WHAT THIS TASK INVOLVES:
Pictures aside, every line of the listing should be given again exactly.

□ □ □ □ □

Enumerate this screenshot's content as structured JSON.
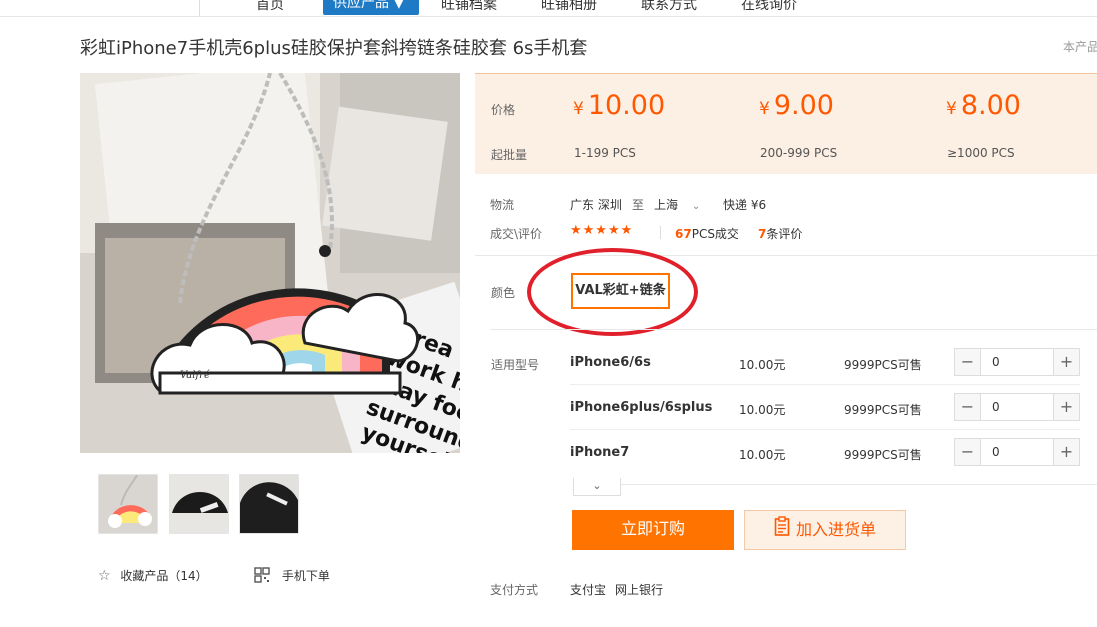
{
  "nav": {
    "items": [
      "首页",
      "旺铺档案",
      "旺铺相册",
      "联系方式",
      "在线询价"
    ],
    "active": "供应产品 ▼"
  },
  "product": {
    "title": "彩虹iPhone7手机壳6plus硅胶保护套斜挎链条硅胶套 6s手机套",
    "corner_note": "本产品"
  },
  "gallery": {
    "thumb_count": 3,
    "favorite_label": "收藏产品（14）",
    "mobile_order_label": "手机下单"
  },
  "pricing": {
    "price_label": "价格",
    "moq_label": "起批量",
    "currency": "¥",
    "tiers": [
      {
        "price": "10.00",
        "range": "1-199 PCS"
      },
      {
        "price": "9.00",
        "range": "200-999 PCS"
      },
      {
        "price": "8.00",
        "range": "≥1000 PCS"
      }
    ]
  },
  "logistics": {
    "label": "物流",
    "from": "广东 深圳",
    "to_word": "至",
    "to": "上海",
    "express": "快递 ¥6"
  },
  "rating": {
    "label": "成交\\评价",
    "stars": "★★★★★",
    "deals_count": "67",
    "deals_suffix": "PCS成交",
    "reviews_count": "7",
    "reviews_suffix": "条评价"
  },
  "color": {
    "label": "颜色",
    "option": "VAL彩虹+链条"
  },
  "models": {
    "label": "适用型号",
    "rows": [
      {
        "name": "iPhone6/6s",
        "price": "10.00元",
        "stock": "9999PCS可售",
        "qty": "0"
      },
      {
        "name": "iPhone6plus/6splus",
        "price": "10.00元",
        "stock": "9999PCS可售",
        "qty": "0"
      },
      {
        "name": "iPhone7",
        "price": "10.00元",
        "stock": "9999PCS可售",
        "qty": "0"
      }
    ]
  },
  "actions": {
    "buy_now": "立即订购",
    "add_cart": "加入进货单"
  },
  "payment": {
    "label": "支付方式",
    "alipay": "支付宝",
    "bank": "网上银行"
  },
  "colors": {
    "accent": "#ff7300",
    "price": "#ff5800",
    "nav_active": "#1f7ac6",
    "annotation": "#e0202a"
  }
}
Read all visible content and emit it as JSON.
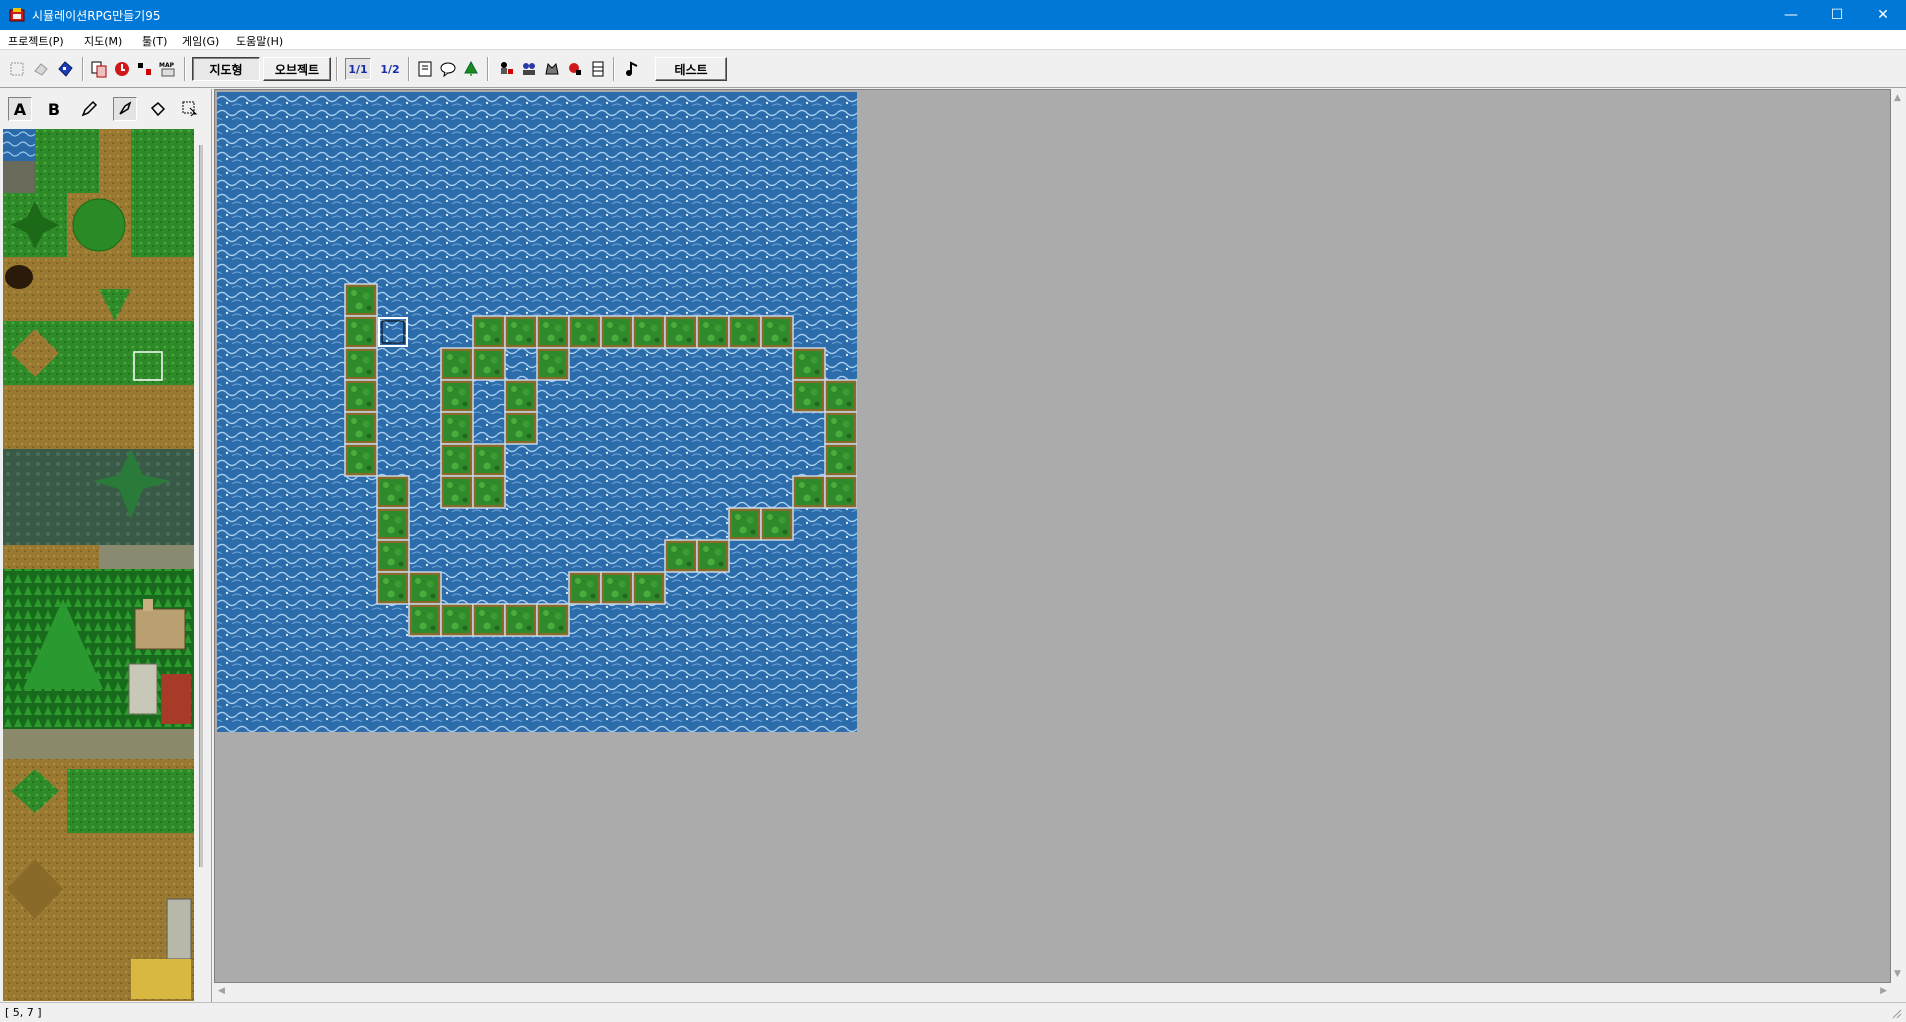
{
  "window": {
    "title": "시뮬레이션RPG만들기95",
    "minimize": "—",
    "maximize": "☐",
    "close": "✕"
  },
  "menu": [
    {
      "label": "프로젝트(P)"
    },
    {
      "label": "지도(M)"
    },
    {
      "label": "툴(T)"
    },
    {
      "label": "게임(G)"
    },
    {
      "label": "도움말(H)"
    }
  ],
  "toolbar": {
    "map_button": "지도형",
    "object_button": "오브젝트",
    "scale_full": "1/1",
    "scale_half": "1/2",
    "test_button": "테스트"
  },
  "palette": {
    "tool_a": "A",
    "tool_b": "B"
  },
  "status": {
    "coord": "[ 5, 7 ]"
  },
  "colors": {
    "titlebar": "#0078d7",
    "water": "#2a6aa8",
    "grass": "#2f8a2a",
    "dirt": "#9a7a32",
    "workspace": "#ababab"
  }
}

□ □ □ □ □

SOLUTION TO THE EXERCISE:
Enumerate this screenshot's content as structured JSON.
{
  "nav": {
    "items": [
      "首页",
      "旺铺档案",
      "旺铺相册",
      "联系方式",
      "在线询价"
    ],
    "active": "供应产品 ▼"
  },
  "product": {
    "title": "彩虹iPhone7手机壳6plus硅胶保护套斜挎链条硅胶套 6s手机套",
    "corner_note": "本产品"
  },
  "gallery": {
    "thumb_count": 3,
    "favorite_label": "收藏产品（14）",
    "mobile_order_label": "手机下单"
  },
  "pricing": {
    "price_label": "价格",
    "moq_label": "起批量",
    "currency": "¥",
    "tiers": [
      {
        "price": "10.00",
        "range": "1-199 PCS"
      },
      {
        "price": "9.00",
        "range": "200-999 PCS"
      },
      {
        "price": "8.00",
        "range": "≥1000 PCS"
      }
    ]
  },
  "logistics": {
    "label": "物流",
    "from": "广东 深圳",
    "to_word": "至",
    "to": "上海",
    "express": "快递 ¥6"
  },
  "rating": {
    "label": "成交\\评价",
    "stars": "★★★★★",
    "deals_count": "67",
    "deals_suffix": "PCS成交",
    "reviews_count": "7",
    "reviews_suffix": "条评价"
  },
  "color": {
    "label": "颜色",
    "option": "VAL彩虹+链条"
  },
  "models": {
    "label": "适用型号",
    "rows": [
      {
        "name": "iPhone6/6s",
        "price": "10.00元",
        "stock": "9999PCS可售",
        "qty": "0"
      },
      {
        "name": "iPhone6plus/6splus",
        "price": "10.00元",
        "stock": "9999PCS可售",
        "qty": "0"
      },
      {
        "name": "iPhone7",
        "price": "10.00元",
        "stock": "9999PCS可售",
        "qty": "0"
      }
    ]
  },
  "actions": {
    "buy_now": "立即订购",
    "add_cart": "加入进货单"
  },
  "payment": {
    "label": "支付方式",
    "alipay": "支付宝",
    "bank": "网上银行"
  },
  "colors": {
    "accent": "#ff7300",
    "price": "#ff5800",
    "nav_active": "#1f7ac6",
    "annotation": "#e0202a"
  }
}
Read all visible content and emit it as JSON.
{
  "window": {
    "title": "시뮬레이션RPG만들기95",
    "minimize": "—",
    "maximize": "☐",
    "close": "✕"
  },
  "menu": [
    {
      "label": "프로젝트(P)"
    },
    {
      "label": "지도(M)"
    },
    {
      "label": "툴(T)"
    },
    {
      "label": "게임(G)"
    },
    {
      "label": "도움말(H)"
    }
  ],
  "toolbar": {
    "map_button": "지도형",
    "object_button": "오브젝트",
    "scale_full": "1/1",
    "scale_half": "1/2",
    "test_button": "테스트"
  },
  "palette": {
    "tool_a": "A",
    "tool_b": "B"
  },
  "status": {
    "coord": "[ 5, 7 ]"
  },
  "colors": {
    "titlebar": "#0078d7",
    "water": "#2a6aa8",
    "grass": "#2f8a2a",
    "dirt": "#9a7a32",
    "workspace": "#ababab"
  }
}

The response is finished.